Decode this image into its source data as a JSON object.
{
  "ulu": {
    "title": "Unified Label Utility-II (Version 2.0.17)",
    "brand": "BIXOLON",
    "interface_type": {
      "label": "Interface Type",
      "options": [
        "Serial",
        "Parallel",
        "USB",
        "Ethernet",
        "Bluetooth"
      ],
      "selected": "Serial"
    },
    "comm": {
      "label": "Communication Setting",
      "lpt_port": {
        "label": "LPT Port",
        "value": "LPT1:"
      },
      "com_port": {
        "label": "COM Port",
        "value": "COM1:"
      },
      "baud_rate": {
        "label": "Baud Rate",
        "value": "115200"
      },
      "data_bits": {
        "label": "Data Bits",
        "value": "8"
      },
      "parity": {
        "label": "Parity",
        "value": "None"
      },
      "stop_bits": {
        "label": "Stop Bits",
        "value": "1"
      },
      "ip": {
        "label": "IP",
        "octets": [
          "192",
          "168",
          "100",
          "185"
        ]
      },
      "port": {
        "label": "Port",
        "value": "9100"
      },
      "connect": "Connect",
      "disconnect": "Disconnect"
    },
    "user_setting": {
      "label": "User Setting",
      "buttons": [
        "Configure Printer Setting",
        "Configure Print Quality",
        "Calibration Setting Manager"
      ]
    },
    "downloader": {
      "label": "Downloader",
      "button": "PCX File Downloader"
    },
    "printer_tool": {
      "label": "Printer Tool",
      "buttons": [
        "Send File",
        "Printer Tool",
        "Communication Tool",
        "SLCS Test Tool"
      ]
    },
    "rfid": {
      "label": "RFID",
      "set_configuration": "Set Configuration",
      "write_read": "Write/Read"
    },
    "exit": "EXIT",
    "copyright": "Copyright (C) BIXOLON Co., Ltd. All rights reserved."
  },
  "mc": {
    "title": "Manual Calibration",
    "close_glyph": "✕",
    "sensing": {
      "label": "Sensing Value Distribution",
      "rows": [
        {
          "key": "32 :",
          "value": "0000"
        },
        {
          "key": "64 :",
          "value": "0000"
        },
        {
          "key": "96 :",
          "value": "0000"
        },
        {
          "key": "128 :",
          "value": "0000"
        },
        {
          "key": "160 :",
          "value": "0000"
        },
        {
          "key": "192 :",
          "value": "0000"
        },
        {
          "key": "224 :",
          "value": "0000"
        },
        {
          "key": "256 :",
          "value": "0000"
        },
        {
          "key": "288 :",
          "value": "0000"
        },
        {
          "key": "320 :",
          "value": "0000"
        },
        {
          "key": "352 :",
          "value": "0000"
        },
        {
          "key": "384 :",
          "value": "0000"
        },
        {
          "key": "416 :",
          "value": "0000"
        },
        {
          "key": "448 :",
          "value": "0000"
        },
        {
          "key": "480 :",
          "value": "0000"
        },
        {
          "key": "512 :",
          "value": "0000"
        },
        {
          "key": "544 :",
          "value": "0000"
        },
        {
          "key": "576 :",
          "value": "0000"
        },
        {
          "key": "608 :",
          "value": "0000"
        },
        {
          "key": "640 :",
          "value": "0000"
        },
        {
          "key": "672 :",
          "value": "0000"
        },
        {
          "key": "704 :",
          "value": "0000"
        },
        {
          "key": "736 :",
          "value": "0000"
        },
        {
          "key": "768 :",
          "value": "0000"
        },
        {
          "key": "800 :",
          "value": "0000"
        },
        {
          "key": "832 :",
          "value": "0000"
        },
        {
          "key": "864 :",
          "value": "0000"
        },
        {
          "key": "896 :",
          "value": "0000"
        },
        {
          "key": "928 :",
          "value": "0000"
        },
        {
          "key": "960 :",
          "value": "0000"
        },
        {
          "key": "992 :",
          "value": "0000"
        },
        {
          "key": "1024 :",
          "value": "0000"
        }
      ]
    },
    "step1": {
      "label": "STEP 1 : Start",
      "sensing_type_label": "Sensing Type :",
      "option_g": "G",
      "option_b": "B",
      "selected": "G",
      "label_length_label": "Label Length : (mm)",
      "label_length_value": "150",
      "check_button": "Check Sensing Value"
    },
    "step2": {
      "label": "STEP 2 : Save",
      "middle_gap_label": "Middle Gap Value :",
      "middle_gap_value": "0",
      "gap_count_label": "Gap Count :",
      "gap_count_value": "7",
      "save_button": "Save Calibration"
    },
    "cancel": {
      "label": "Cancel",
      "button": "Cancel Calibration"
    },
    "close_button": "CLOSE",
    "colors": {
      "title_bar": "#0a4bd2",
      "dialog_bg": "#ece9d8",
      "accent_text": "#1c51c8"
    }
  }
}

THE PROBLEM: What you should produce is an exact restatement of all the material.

TASK OUTPUT:
Decode this image into its source data as a JSON object.
{
  "ulu": {
    "title": "Unified Label Utility-II (Version 2.0.17)",
    "brand": "BIXOLON",
    "interface_type": {
      "label": "Interface Type",
      "options": [
        "Serial",
        "Parallel",
        "USB",
        "Ethernet",
        "Bluetooth"
      ],
      "selected": "Serial"
    },
    "comm": {
      "label": "Communication Setting",
      "lpt_port": {
        "label": "LPT Port",
        "value": "LPT1:"
      },
      "com_port": {
        "label": "COM Port",
        "value": "COM1:"
      },
      "baud_rate": {
        "label": "Baud Rate",
        "value": "115200"
      },
      "data_bits": {
        "label": "Data Bits",
        "value": "8"
      },
      "parity": {
        "label": "Parity",
        "value": "None"
      },
      "stop_bits": {
        "label": "Stop Bits",
        "value": "1"
      },
      "ip": {
        "label": "IP",
        "octets": [
          "192",
          "168",
          "100",
          "185"
        ]
      },
      "port": {
        "label": "Port",
        "value": "9100"
      },
      "connect": "Connect",
      "disconnect": "Disconnect"
    },
    "user_setting": {
      "label": "User Setting",
      "buttons": [
        "Configure Printer Setting",
        "Configure Print Quality",
        "Calibration Setting Manager"
      ]
    },
    "downloader": {
      "label": "Downloader",
      "button": "PCX File Downloader"
    },
    "printer_tool": {
      "label": "Printer Tool",
      "buttons": [
        "Send File",
        "Printer Tool",
        "Communication Tool",
        "SLCS Test Tool"
      ]
    },
    "rfid": {
      "label": "RFID",
      "set_configuration": "Set Configuration",
      "write_read": "Write/Read"
    },
    "exit": "EXIT",
    "copyright": "Copyright (C) BIXOLON Co., Ltd. All rights reserved."
  },
  "mc": {
    "title": "Manual Calibration",
    "close_glyph": "✕",
    "sensing": {
      "label": "Sensing Value Distribution",
      "rows": [
        {
          "key": "32 :",
          "value": "0000"
        },
        {
          "key": "64 :",
          "value": "0000"
        },
        {
          "key": "96 :",
          "value": "0000"
        },
        {
          "key": "128 :",
          "value": "0000"
        },
        {
          "key": "160 :",
          "value": "0000"
        },
        {
          "key": "192 :",
          "value": "0000"
        },
        {
          "key": "224 :",
          "value": "0000"
        },
        {
          "key": "256 :",
          "value": "0000"
        },
        {
          "key": "288 :",
          "value": "0000"
        },
        {
          "key": "320 :",
          "value": "0000"
        },
        {
          "key": "352 :",
          "value": "0000"
        },
        {
          "key": "384 :",
          "value": "0000"
        },
        {
          "key": "416 :",
          "value": "0000"
        },
        {
          "key": "448 :",
          "value": "0000"
        },
        {
          "key": "480 :",
          "value": "0000"
        },
        {
          "key": "512 :",
          "value": "0000"
        },
        {
          "key": "544 :",
          "value": "0000"
        },
        {
          "key": "576 :",
          "value": "0000"
        },
        {
          "key": "608 :",
          "value": "0000"
        },
        {
          "key": "640 :",
          "value": "0000"
        },
        {
          "key": "672 :",
          "value": "0000"
        },
        {
          "key": "704 :",
          "value": "0000"
        },
        {
          "key": "736 :",
          "value": "0000"
        },
        {
          "key": "768 :",
          "value": "0000"
        },
        {
          "key": "800 :",
          "value": "0000"
        },
        {
          "key": "832 :",
          "value": "0000"
        },
        {
          "key": "864 :",
          "value": "0000"
        },
        {
          "key": "896 :",
          "value": "0000"
        },
        {
          "key": "928 :",
          "value": "0000"
        },
        {
          "key": "960 :",
          "value": "0000"
        },
        {
          "key": "992 :",
          "value": "0000"
        },
        {
          "key": "1024 :",
          "value": "0000"
        }
      ]
    },
    "step1": {
      "label": "STEP 1 : Start",
      "sensing_type_label": "Sensing Type :",
      "option_g": "G",
      "option_b": "B",
      "selected": "G",
      "label_length_label": "Label Length : (mm)",
      "label_length_value": "150",
      "check_button": "Check Sensing Value"
    },
    "step2": {
      "label": "STEP 2 : Save",
      "middle_gap_label": "Middle Gap Value :",
      "middle_gap_value": "0",
      "gap_count_label": "Gap Count :",
      "gap_count_value": "7",
      "save_button": "Save Calibration"
    },
    "cancel": {
      "label": "Cancel",
      "button": "Cancel Calibration"
    },
    "close_button": "CLOSE",
    "colors": {
      "title_bar": "#0a4bd2",
      "dialog_bg": "#ece9d8",
      "accent_text": "#1c51c8"
    }
  }
}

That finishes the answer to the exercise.